There are various ways to show the direct sum $$U\oplus V$$ spans $$\mathbb R^3$$. But it depends on what facts you know about $$\mathbb R^3$$ in particular and about vector spaces in general.

If you can find vectors $$u\in U$$ and $$v\in V$$ so that $$u+v = (1,0,0)$$, and similarly for $$(0,1,0)$$ and $$(0,0,1),$$ then you can construct a basis of $$\mathbb R^3$$ in $$U\oplus V$$.

Alternatively, if you know that the dimension of a direct sum of subspaces must be the sum of the dimensions of the two subspaces, you can show that the dimension of $$U\oplus V$$ is $$3$$. If you also know that a direct sum of subspaces is a subspace of the same vector space and that the only subspace of the same dimension as a vector space is the vector space itself, you then can show that $$U\oplus V = \mathbb R^3$$.

For (ii), again if you know the dimension of a direct sum of subspaces must be the sum of the dimensions of the two subspaces, then if you can just show that the sum of $$U$$ and $$W$$ is $$\mathbb R^3$$ you already know the sum is not direct.
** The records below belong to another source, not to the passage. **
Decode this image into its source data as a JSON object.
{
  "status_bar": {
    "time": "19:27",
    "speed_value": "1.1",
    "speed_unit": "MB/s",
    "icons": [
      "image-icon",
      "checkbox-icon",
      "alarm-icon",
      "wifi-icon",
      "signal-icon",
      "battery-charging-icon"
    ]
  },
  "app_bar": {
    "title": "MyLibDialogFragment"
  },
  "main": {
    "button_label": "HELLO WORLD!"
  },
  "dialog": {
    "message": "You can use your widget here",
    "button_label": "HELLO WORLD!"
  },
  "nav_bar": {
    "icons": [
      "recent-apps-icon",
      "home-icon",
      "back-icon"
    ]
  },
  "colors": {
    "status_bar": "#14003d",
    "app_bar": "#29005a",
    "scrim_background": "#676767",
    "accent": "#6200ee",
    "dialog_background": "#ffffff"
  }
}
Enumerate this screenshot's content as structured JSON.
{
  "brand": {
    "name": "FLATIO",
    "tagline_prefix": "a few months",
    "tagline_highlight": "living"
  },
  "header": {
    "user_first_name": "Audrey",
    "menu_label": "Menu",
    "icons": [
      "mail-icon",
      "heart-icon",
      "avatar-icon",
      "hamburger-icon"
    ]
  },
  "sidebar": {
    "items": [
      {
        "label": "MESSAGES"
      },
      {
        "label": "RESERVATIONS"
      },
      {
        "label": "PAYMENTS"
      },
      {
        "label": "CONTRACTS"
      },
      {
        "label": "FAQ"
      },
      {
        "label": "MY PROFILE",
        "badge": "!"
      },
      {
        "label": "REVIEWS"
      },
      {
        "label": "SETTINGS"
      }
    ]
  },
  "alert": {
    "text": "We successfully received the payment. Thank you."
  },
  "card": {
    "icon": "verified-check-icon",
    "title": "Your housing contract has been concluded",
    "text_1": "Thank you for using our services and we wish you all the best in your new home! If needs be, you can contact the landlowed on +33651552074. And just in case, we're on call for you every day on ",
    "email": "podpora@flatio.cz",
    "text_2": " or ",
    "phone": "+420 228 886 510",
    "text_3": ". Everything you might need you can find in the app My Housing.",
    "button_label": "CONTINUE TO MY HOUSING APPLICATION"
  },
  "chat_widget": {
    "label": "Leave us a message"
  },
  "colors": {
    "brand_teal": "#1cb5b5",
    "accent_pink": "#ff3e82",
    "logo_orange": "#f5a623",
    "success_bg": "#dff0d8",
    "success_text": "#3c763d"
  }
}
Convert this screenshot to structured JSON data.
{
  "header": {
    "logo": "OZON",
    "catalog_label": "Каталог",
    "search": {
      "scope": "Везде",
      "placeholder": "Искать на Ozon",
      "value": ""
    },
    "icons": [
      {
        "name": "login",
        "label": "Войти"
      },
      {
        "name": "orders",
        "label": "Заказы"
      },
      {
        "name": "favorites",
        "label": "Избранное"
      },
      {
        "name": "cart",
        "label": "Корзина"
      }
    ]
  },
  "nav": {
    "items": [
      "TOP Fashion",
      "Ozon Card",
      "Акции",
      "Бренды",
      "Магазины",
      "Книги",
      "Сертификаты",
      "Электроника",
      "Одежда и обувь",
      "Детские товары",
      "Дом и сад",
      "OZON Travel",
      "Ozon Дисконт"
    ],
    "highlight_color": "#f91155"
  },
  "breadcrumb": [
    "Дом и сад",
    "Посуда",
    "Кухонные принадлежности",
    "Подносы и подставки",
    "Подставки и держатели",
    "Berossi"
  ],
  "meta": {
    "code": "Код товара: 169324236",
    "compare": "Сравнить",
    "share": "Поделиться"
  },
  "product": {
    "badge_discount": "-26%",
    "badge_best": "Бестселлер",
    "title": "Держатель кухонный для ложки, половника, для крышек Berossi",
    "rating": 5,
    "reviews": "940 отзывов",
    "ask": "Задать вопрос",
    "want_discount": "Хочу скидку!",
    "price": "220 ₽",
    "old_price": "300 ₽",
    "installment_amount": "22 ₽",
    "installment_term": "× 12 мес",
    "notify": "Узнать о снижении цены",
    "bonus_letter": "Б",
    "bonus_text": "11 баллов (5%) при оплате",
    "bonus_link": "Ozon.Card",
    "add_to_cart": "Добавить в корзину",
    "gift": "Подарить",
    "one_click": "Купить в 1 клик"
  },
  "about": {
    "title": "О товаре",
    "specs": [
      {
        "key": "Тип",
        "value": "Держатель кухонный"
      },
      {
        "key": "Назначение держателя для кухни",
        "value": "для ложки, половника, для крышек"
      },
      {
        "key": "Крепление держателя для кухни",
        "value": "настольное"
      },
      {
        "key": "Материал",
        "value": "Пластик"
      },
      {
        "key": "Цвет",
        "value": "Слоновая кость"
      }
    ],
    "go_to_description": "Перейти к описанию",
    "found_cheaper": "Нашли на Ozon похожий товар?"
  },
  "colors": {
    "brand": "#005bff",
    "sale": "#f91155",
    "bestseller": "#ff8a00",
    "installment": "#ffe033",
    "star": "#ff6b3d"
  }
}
But you can also show it is not direct by exhibiting a non-zero vector (one vector is enough) that is in both $$U$$ and $$W$$.

To prove that $$U + W = \mathbb R^3$$ you could exhibit pairs of vectors that add to $$(1,0,0)$$, $$(0,1,0)$$, and $$(0,0,1),$$ respectively. Alternatively, you could exhibit a vector in $$W$$ that is not in $$U,$$ thereby showing that $$U + W$$ has a higher dimension than $$U,$$ therefore at least dimension $$3$$; and again some of the facts from before will lead to the conclusion that the sum can only be $$\mathbb R^3$$ itself.

The other answer presents additional methods and they are all good too.